From the Bench with Francis
A regular column on craniofacial news and technology by Dr. Francis Smith
Over the years, since the first partial face transplant in France in 2005 and the first full face surgery in Spain in 2010, surgeons in Europe and the USA have pioneered the transplantation of entire faces from cadaver donors to patients whose faces were destroyed by trauma, burns, and disease The current National Geographic magazine (September 2018) cover story features the case of a young lady, Katie Stubblefield, who lost her face to gunshot trauma and had a cadaveric face transplant. So far, all the cases of face transplant I am aware of were done on patients for burns, facial trauma, and disease, but this procedure holds potential benefit for patients with congenital craniofacial anomalies.
The surgery involves removing the face from a donor cadaver, often with its underlying tissues (muscles, bones, blood vessels, fat, and nerves), and attaching it to the patient after his own disfigured face is removed.
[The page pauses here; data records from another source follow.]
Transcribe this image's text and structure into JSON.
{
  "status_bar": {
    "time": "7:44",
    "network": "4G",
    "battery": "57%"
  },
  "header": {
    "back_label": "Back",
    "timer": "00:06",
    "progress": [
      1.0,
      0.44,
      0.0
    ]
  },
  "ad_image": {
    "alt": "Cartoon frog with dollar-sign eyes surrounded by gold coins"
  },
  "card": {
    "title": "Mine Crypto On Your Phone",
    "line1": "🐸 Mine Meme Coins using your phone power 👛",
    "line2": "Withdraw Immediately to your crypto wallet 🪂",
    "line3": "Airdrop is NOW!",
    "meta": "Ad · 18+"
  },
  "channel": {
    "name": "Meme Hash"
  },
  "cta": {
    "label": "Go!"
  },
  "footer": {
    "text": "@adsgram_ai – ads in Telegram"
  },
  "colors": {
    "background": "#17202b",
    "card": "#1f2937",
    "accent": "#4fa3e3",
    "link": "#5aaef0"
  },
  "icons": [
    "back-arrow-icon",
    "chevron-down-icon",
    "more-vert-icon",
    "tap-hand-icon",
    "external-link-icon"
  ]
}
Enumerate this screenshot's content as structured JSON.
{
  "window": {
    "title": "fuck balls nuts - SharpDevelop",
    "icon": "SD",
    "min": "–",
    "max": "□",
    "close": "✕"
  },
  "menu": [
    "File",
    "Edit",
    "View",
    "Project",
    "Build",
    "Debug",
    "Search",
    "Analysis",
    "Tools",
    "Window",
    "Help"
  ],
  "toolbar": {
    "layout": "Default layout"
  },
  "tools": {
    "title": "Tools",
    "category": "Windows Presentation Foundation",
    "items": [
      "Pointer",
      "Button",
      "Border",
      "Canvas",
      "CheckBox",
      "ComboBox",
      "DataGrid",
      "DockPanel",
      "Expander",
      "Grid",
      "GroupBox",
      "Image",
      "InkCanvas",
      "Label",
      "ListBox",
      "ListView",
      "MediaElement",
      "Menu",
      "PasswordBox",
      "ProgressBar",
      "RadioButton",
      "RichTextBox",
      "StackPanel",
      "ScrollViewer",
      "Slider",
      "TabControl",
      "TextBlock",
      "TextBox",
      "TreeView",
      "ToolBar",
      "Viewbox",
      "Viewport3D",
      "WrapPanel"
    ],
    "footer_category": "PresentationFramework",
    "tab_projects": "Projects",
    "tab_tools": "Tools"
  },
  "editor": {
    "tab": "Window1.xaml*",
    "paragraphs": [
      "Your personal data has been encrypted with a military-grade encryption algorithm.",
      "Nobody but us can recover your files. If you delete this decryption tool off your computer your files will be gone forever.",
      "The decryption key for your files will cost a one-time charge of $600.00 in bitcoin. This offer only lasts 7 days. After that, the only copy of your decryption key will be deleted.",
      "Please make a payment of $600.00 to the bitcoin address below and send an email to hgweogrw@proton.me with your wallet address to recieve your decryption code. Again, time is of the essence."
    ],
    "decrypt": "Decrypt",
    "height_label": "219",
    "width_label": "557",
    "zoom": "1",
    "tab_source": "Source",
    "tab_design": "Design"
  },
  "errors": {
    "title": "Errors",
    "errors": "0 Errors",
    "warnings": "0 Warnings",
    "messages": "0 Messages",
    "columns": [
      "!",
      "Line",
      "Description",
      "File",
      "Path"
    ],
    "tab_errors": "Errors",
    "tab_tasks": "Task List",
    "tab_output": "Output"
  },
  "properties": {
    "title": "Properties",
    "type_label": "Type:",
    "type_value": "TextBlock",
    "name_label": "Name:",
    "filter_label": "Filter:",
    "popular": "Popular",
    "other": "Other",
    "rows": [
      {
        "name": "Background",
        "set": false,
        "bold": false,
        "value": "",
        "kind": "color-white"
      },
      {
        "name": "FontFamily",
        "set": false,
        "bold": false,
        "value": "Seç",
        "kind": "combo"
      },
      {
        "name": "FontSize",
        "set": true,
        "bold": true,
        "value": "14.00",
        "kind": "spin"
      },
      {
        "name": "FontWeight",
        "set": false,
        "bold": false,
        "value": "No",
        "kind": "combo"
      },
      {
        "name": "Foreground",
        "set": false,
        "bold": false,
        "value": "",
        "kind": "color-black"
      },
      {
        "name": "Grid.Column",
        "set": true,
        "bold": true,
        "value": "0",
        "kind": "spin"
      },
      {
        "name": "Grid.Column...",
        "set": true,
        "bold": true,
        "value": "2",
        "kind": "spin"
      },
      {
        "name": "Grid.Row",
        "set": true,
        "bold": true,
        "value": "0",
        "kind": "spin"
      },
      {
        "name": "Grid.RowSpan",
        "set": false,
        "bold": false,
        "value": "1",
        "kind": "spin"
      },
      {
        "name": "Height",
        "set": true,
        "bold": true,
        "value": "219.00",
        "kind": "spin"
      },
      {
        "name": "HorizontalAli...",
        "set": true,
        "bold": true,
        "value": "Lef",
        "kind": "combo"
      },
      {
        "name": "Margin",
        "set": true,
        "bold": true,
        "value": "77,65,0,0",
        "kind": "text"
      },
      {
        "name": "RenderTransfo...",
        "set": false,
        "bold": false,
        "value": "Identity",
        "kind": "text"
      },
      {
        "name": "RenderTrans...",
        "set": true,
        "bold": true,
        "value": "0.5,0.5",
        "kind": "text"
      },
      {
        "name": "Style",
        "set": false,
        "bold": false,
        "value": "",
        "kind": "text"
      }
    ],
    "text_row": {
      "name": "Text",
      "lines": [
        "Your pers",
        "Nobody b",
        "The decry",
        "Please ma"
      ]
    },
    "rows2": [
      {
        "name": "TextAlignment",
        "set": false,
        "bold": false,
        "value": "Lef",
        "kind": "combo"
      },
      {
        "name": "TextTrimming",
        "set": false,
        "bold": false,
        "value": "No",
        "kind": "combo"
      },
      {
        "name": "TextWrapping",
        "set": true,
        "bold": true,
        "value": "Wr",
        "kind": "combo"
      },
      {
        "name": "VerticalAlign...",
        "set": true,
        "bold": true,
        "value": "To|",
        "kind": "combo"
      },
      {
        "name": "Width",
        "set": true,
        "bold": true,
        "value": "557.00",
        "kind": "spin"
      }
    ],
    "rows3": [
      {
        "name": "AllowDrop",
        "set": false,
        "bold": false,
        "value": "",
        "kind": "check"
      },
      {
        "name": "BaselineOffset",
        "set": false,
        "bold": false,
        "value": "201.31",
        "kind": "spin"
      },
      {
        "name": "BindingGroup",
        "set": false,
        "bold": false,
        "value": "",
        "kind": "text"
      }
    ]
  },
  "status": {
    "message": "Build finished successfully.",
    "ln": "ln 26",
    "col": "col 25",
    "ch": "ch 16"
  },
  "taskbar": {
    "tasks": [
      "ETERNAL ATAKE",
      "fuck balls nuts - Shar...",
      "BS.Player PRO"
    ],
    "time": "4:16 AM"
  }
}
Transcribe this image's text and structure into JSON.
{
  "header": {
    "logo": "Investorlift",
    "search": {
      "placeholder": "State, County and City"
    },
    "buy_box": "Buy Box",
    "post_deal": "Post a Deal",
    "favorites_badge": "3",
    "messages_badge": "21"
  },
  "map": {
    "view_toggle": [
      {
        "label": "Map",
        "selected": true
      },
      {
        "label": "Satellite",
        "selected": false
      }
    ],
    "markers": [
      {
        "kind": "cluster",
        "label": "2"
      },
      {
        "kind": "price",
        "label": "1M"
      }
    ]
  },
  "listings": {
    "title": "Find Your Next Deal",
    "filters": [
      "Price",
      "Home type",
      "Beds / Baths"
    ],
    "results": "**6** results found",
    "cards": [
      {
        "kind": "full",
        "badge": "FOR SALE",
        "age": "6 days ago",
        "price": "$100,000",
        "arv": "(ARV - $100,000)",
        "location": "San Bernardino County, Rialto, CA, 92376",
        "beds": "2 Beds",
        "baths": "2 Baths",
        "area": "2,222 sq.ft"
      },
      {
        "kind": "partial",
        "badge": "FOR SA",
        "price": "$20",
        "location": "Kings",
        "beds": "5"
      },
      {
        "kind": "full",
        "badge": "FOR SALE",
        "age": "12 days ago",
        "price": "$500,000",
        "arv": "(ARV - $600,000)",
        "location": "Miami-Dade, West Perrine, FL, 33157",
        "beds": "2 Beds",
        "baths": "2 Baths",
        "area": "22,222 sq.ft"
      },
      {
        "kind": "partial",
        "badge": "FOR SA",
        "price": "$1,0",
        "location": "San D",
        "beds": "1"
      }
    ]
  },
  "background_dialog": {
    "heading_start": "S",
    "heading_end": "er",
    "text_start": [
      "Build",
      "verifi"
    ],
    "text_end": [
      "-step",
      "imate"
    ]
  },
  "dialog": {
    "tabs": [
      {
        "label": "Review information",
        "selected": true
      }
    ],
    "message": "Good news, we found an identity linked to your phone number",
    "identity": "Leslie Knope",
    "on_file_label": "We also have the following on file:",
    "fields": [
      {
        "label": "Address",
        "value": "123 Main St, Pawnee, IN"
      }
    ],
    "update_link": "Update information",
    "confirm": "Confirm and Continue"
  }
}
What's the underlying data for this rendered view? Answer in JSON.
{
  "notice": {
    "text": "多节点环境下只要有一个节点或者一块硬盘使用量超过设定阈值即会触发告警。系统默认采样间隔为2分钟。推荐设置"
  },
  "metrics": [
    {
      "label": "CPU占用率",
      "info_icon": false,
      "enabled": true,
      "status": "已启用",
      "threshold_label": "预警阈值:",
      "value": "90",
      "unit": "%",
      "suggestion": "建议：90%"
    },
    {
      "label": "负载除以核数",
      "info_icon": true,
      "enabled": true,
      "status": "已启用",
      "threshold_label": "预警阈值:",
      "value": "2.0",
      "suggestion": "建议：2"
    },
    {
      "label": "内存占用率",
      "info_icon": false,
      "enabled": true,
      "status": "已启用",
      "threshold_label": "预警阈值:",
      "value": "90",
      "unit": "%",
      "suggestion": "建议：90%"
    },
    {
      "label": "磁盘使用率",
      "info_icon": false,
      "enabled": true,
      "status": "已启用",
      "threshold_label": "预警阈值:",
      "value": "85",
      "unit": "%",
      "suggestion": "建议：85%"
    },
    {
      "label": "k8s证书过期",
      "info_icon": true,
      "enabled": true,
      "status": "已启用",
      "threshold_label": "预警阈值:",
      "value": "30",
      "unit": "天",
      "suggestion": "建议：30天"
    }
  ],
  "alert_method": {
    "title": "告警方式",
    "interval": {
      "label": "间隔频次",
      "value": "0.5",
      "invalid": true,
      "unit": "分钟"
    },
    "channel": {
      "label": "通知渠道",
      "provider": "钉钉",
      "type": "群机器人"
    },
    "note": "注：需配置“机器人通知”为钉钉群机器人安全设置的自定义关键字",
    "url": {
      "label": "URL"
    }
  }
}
A large team of specialist surgeons not only sew the donated face onto the recipient, but must meticulously attach every blood vessel, nerve, bone, and other components to their exact counterparts in the recipient’s head (often using surgical microscopes and microsurgical techniques). The procedure, being so complicated, can take over a day’s time to complete (8 to 36 hours), and results in a 10-14 day hospital stay postoperatively. Since this is a transplant, like any organ transplant, the patient is subject to lifelong immunosuppressive therapy which opens him or her up to potentially fatal opportunistic infections, kidney damage, and cancer. There are ethical considerations surrounding the surgery itself and the aftereffects on quality of life.
Could this one day help children and adults with congenital craniofacial conditions, such as Treacher Collins syndrome? The medical challenges, including lifelong anti-rejection immunosuppression therapy, would be the same as for others undergoing face transplantation; this might be even more challenging in children with craniofacial anomalies as they already deal with medical complications stemming from their congenital conditions. Perhaps the biggest challenge may be the ethics of having another person’s face (in the case of a child, a deceased child’s donated face) replacing their own, sense of identity, and other concerns not yet imagined. It might be meant to replace current craniofacial reconstructive surgical techniques that mostly rely on grafting the patient’s own tissues into his face. If this ever becomes an option for reconstruction in congenital craniofacial anomalies, there may be ethical considerations we cannot yet begin to imagine. It will be an interesting debate, and I hope to encourage such debate.